Russian and Chinese millionaires, a member of Gadaffi’s family, and corrupt foreign politicians have secured entry into the UK by exploiting the Home Office’s flawed scheme fast-tracking the super rich, it was revealed today.
Secret recording showed legal and financial advisers boasting about being able to secure scores of ‘golden visas’ for their clients, and offering to leave out sensitive details including links to Putin’s cronies and the Chinese military.
One crowed at being able to evade Home Office checks ‘easy-peasy’, which he alleged were carried out by untrained school leavers who used Google searches.
A relative of former Libyan dictator Muammar Gaddafi (seen at the UN in 2009) has taken advantage of the Home Office’s golden visa scheme
The advisers told an undercover Sunday Times reporter of securing visas for figures including a relative of Muammar Gaddafi, the former Libyan dictator, an Egyptian charged with corruption, and Iranian and Iraqi businessmen hit by sanctions.
Under its ‘tier-one’ visa scheme, the Home Office gives wealthy foreigners the right to live in the UK if they invest £million in a British company, with the chance of later gaining full citizenship and a passport.
The Home Office briefly suspended the scheme in December over fears it was being used by organised criminals, but it was reintroduced days later, reportedly after pressure from The Treasury.
Yesterday, Dame Margaret Hodge MP, who used to chair the public accounts select committee, called on Home Secretary Sajid Javid to suspend it again.
The revelations have led to calls for Home Secretary Sajid Javid (seen on Thursday) to suspend the scheme
‘It is scandalous how the hostile environment is treating asylum seekers in my constituency in a terrible way yet we are welcoming with open arms dirty money into Britain.
‘We will never sustain economic prosperity on the back of dirty money.’
A reporter working for The Sunday Times and Channel 4 consulted six firms with expertise in investor visas, posing as a Hong Kong businessman looking to secure UK residency for family members in Russia and China.
None were concerned that the executive wanted to hide his family background from the Home Office, although they later said the meetings were only advisory and they would carry out due diligence at a later date.
More than 11,000 people have used the investor visa scheme since it was introduced in 2008.
If they keep their £2million invested in British companies for five years, they receive indefinite leave to remain and can ask for a UK passport a year later.
None of the money is paid to the government and investors could take their money offshore after receiving full citizenship.
The Home Office said: “The UK has some of the most rigorous checks in place for investor visas across the world.
‘Recent reforms, including the forthcoming wealth audit requirement, are substantial and will further cement our position as a world leader in the fight against financial crime and corruption.”
£16m Harrods shopper, a ‘money launderer, and a Tory donor charged with funding terror: People who already have a golden visa

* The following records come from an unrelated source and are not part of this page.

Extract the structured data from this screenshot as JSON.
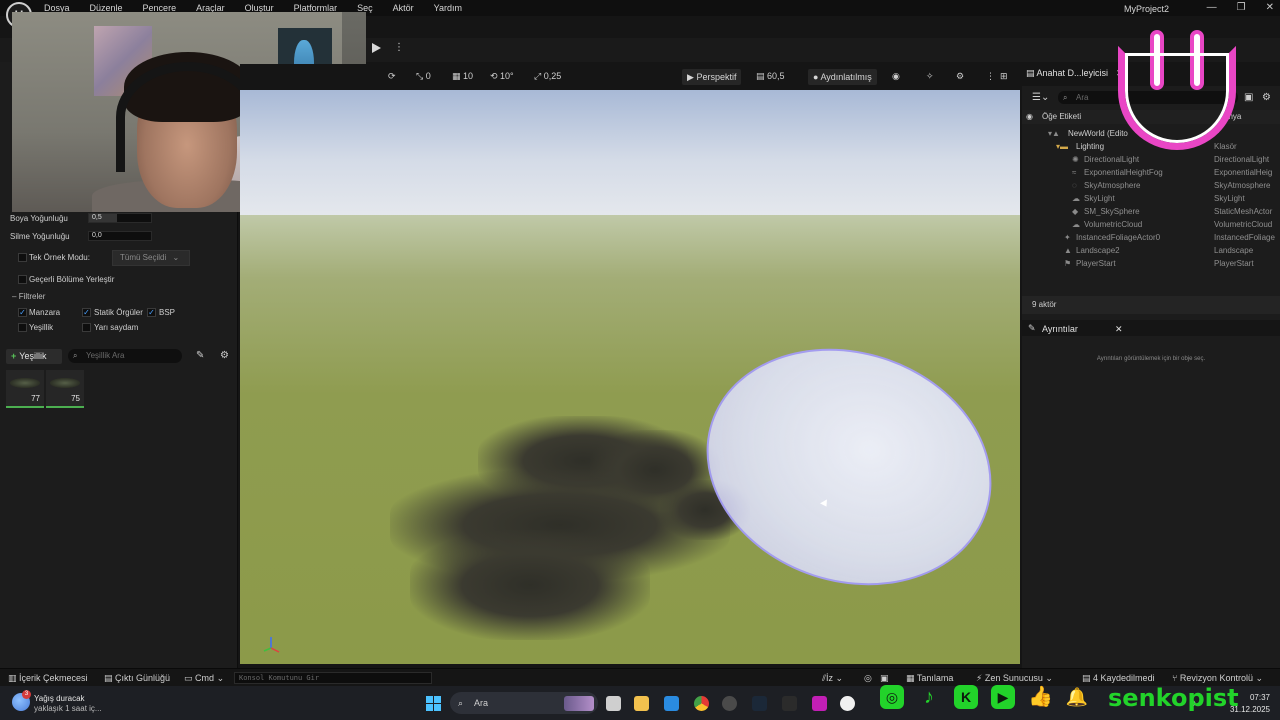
{
  "app": {
    "menu": [
      "Dosya",
      "Düzenle",
      "Pencere",
      "Araçlar",
      "Oluştur",
      "Platformlar",
      "Seç",
      "Aktör",
      "Yardım"
    ],
    "project": "MyProject2"
  },
  "left_panel": {
    "paint_density_label": "Boya Yoğunluğu",
    "paint_density_value": "0,5",
    "paint_density_fraction": 0.45,
    "erase_density_label": "Silme Yoğunluğu",
    "erase_density_value": "0,0",
    "single_instance_label": "Tek Örnek Modu:",
    "single_instance_dropdown": "Tümü Seçildi",
    "place_in_partition_label": "Geçerli Bölüme Yerleştir",
    "filters_label": "Filtreler",
    "filters": [
      {
        "label": "Manzara",
        "checked": true
      },
      {
        "label": "Statik Örgüler",
        "checked": true
      },
      {
        "label": "BSP",
        "checked": true
      },
      {
        "label": "Yeşillik",
        "checked": false
      },
      {
        "label": "Yarı saydam",
        "checked": false
      }
    ],
    "add_foliage_label": "Yeşillik",
    "search_placeholder": "Yeşillik Ara",
    "foliage_items": [
      {
        "count": "77"
      },
      {
        "count": "75"
      }
    ]
  },
  "viewport": {
    "toolbar": {
      "rotate_snap": "0",
      "grid_snap": "10",
      "angle_snap": "10°",
      "scale_snap": "0,25",
      "view_mode": "Perspektif",
      "fov": "60,5",
      "lighting": "Aydınlatılmış"
    }
  },
  "outliner": {
    "tab_label": "Anahat D...leyicisi",
    "search_placeholder": "Ara",
    "column_label": "Öğe Etiketi",
    "column_type_partial": "ünya",
    "rows": [
      {
        "name": "NewWorld (Edito",
        "type": ""
      },
      {
        "name": "Lighting",
        "type": "Klasör"
      },
      {
        "name": "DirectionalLight",
        "type": "DirectionalLight"
      },
      {
        "name": "ExponentialHeightFog",
        "type": "ExponentialHeig"
      },
      {
        "name": "SkyAtmosphere",
        "type": "SkyAtmosphere"
      },
      {
        "name": "SkyLight",
        "type": "SkyLight"
      },
      {
        "name": "SM_SkySphere",
        "type": "StaticMeshActor"
      },
      {
        "name": "VolumetricCloud",
        "type": "VolumetricCloud"
      },
      {
        "name": "InstancedFoliageActor0",
        "type": "InstancedFoliage"
      },
      {
        "name": "Landscape2",
        "type": "Landscape"
      },
      {
        "name": "PlayerStart",
        "type": "PlayerStart"
      }
    ],
    "actor_count": "9 aktör"
  },
  "details": {
    "tab_label": "Ayrıntılar",
    "hint": "Ayrıntıları görüntülemek için bir obje seç."
  },
  "statusbar": {
    "content_drawer": "İçerik Çekmecesi",
    "output_log": "Çıktı Günlüğü",
    "cmd": "Cmd",
    "console_placeholder": "Konsol Komutunu Gir",
    "trace": "İz",
    "diagnose": "Tanılama",
    "zen": "Zen Sunucusu",
    "saved": "4 Kaydedilmedi",
    "revision": "Revizyon Kontrolü"
  },
  "taskbar": {
    "weather_line1": "Yağış duracak",
    "weather_line2": "yaklaşık 1 saat iç...",
    "weather_badge": "3",
    "search_label": "Ara",
    "time": "07:37",
    "date": "31.12.2025"
  },
  "overlay": {
    "brand": "senkopist",
    "brand_color": "#22d32a",
    "smiley_color": "#e946c5"
  }
}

£16million Harrods shopper
Zamira Hajiyeva, 55, used 35 credit cards issued by her husband’s bank to splash out £1.6 million on shopping every year for a decade at Britain’s most extravagant department store, located just a stone’s-throw from her lavish London home.
Hajiyeva, 55, settled in the UK on a golden visa in 2010, five years before her husband was arrested in his native Azerbaijan accused of embezzling more than £100m. He is now serving a 15-year jail sentence in the country for fraud and embezzlement.
The National Crime Agency served her with an unexplained wealth order last year, which she is currently contesting.
Tory donor facing jail for ‘funding terror’
Mohammed Shahid Uddin Khan, 55, is a former colonel in the Bangladeshi army, who gained UK residency in 2009.
He has been charged in his homeland with funding terrorist groups, illegal arms dealing and fraud.
Khan strongly denies wrongdoing, and claims he has been set up by enemies in the government.
The ‘money launderer’
Alexander Perepilichnyy, 44, was granted a visa even though Interpol said he was suspected of offences including money laundering and fraud.
The multi-millionaire businessman collapsed and died while jogging near his home in Weybridge, Surrey, on November 10 2012 after spending the night with his mistress in Paris.
Evidence he had been helping exposed corruption by Russian mafias led to claims he may have been assassinated by poisoning, but a coroner ruled he had died of natural causes.